Two Choices for the Savannah River

The New Savannah Bluff Lock and Dam has been a Savannah River fixture since 1937.

The state of South Carolina has filed a lawsuit related to the New Savannah Bluff Lock and Dam, according to a press release from the South Carolina Attorney General's office.

"The State filed a lawsuit against the Corps to prevent it from tearing down the historic New Savannah Bluff Lock and Dam (NSBLD) and replacing it with another structure that would result in the lowering of the water level by over five feet," the release says.

The new U.S. Army Corps of Engineers announced Tuesday, Oct. 29 its decision to build a rock weir in the place of the Lock and Dam as part of the Savannah Harbor Expansion Project fish passage.

The rock weir, known as Alternative 2-6d, would lower the average height of the river by around 2 feet, according to a press release from the Corps. Alternative 2-6d will also include the removal of the Lock and Dam structure. 

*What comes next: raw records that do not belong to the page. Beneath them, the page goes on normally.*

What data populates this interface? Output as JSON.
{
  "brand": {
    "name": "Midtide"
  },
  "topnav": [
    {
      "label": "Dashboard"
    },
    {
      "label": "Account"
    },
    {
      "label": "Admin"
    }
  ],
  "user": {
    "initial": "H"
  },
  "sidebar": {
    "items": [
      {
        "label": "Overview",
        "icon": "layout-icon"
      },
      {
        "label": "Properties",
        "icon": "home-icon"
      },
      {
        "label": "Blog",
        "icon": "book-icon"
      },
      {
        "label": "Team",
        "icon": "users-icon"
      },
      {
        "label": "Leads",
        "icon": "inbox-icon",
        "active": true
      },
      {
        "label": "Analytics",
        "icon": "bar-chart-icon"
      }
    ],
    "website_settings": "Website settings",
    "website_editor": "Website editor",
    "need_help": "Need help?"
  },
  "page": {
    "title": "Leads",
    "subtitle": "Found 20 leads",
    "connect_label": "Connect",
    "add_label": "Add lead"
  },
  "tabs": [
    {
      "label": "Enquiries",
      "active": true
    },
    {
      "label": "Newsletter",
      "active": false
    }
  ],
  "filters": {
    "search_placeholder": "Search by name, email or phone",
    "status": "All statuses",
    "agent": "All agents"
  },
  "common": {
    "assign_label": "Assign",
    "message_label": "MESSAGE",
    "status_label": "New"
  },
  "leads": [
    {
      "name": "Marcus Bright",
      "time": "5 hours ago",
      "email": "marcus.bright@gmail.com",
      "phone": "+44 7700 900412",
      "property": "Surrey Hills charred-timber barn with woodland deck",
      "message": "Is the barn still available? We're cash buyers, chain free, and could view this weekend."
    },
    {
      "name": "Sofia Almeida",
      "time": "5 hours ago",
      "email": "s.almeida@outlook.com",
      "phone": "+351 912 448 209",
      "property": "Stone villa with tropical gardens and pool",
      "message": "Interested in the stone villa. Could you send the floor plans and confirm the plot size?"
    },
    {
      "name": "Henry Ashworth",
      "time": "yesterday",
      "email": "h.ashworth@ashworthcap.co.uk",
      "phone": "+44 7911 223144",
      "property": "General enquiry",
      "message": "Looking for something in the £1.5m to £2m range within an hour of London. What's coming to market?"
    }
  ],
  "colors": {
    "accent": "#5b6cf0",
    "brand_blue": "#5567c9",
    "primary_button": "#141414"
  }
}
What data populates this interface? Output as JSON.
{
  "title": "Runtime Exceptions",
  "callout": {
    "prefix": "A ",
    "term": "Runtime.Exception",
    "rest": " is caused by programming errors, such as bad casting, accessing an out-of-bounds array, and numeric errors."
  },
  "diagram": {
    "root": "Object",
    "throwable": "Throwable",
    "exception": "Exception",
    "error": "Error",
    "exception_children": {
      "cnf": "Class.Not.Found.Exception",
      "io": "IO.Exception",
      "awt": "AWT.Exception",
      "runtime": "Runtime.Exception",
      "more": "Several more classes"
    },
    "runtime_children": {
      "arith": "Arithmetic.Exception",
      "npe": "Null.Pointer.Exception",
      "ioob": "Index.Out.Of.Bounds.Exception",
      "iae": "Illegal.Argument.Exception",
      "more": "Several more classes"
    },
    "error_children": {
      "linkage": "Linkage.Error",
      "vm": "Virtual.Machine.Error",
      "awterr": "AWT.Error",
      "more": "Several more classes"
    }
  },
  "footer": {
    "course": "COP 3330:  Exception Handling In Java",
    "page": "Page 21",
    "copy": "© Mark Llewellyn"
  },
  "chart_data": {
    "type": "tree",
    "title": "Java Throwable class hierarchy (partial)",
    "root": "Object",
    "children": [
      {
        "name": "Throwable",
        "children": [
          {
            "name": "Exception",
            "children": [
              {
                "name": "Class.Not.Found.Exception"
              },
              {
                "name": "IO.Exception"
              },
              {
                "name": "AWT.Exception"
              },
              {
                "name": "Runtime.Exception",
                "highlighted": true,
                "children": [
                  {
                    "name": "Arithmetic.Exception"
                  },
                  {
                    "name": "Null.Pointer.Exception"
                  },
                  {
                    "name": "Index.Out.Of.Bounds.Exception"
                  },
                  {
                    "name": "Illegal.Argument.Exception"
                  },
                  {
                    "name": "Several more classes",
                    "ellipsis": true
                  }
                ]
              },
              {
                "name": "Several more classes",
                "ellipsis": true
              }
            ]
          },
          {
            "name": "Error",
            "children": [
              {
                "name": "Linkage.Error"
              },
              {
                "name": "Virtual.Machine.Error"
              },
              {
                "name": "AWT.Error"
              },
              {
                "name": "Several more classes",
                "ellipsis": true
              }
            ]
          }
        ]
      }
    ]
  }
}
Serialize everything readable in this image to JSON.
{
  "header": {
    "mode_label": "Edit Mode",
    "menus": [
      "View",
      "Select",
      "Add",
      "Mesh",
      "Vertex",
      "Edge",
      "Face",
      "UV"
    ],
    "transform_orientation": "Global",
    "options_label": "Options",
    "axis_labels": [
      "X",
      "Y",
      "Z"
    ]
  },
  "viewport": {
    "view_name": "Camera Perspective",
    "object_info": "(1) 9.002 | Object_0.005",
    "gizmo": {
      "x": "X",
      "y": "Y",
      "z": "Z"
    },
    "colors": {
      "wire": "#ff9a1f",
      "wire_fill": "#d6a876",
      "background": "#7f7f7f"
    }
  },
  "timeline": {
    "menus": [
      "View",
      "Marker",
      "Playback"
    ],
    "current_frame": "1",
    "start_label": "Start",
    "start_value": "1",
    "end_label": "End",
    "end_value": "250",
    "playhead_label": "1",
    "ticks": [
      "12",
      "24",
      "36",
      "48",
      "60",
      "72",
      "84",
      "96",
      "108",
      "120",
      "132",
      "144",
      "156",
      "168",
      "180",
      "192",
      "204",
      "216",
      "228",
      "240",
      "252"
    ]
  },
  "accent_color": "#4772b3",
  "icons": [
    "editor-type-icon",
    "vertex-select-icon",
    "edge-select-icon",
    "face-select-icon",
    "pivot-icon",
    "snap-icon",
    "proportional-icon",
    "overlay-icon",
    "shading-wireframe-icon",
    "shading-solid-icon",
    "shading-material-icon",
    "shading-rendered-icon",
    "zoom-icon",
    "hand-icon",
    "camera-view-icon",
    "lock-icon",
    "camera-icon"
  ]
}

"In advocating for its proposed plan, the Corps ignored Federal and State law and input from U.S. Senators Lindsey Graham and Tim Scott, Congressman Joe Wilson, South Carolina Governor Henry McMaster, Attorney General Alan Wilson, State Senator Tom Young, State Representative Bill Hixon, and numerous local elected officials who had expressed doubts and concerns about the Corps’ proposed project," the release from the Attorney General says.

North Augusta Mayor Bob Pettit announced the suit Monday night to North Augusta City Council during their study session.

"From the beginning of the discussions about the mitigation required by the deepening of the Savannah Harbor and the provisions of the WIIN Act of 1916, I have maintained the key issue is the intent of Congress when it passed the WIIN Act which states: '…maintain the pool for navigation, water supply, and recreational activities, as in existence on the date of enactment of this Act…'" Pettit said.

"The Corps' interpretation and the interpretation of the opponents of the Corps' plan differ. The only way to settle that is via the court system. I have not yet read the South Carolina lawsuit, so I am unable to ascertain the basis for the action. I am hopeful maintenance of the river pool level is one of the issues at question.

"I am hopeful the courts decide the intent of Congress was that the pool elevation be maintained as it was on December 16, 2016. That elevation is nominally 114.5 feet. If the court rules that Congress' intent was the plain language interpretation, then the decision by the Corps of Engineers will have to be revisited since Alternative 2-6d lowers the elevation of the pool," Pettit said.

The city of North Augusta, as well as Aiken County, have supported a different alternative, Option 1-1, which would have retained the dam structure with fish passage on the Georgia side of the river.

“The Savannah River is a lifeline to many families and businesses. The action filed in Federal District Court today seeks to protect the rule of law and the integrity of South Carolina’s environment and permitting process from the capricious decision of an overzealous federal agency that ignores the State and harms its citizens,” Attorney General Wilson said in the release.  

Wilson filed the release on behalf of the State of South Carolina, South Carolina Department of Health and Environmental Control, and Savannah River Maritime Commission.

The Corps has announced its plans to hold a public engagement session on Wednesday, Nov. 13 from 6 to 7:30 p.m. at the Boathouse Community Center at 101 Riverfront Drive in Augusta. The release states the public will hear details about the decision during the event.

Lindsey Hodges is a general assignment reporter at the Aiken Standard and North Augusta Star. Follow her on Twitter at @LindseyNHodges. 

Lindsey is the North Augusta reporter at the Aiken Standard and North Augusta Star. She graduated from the University of South Carolina in 2017, and grew up in Hodges, SC.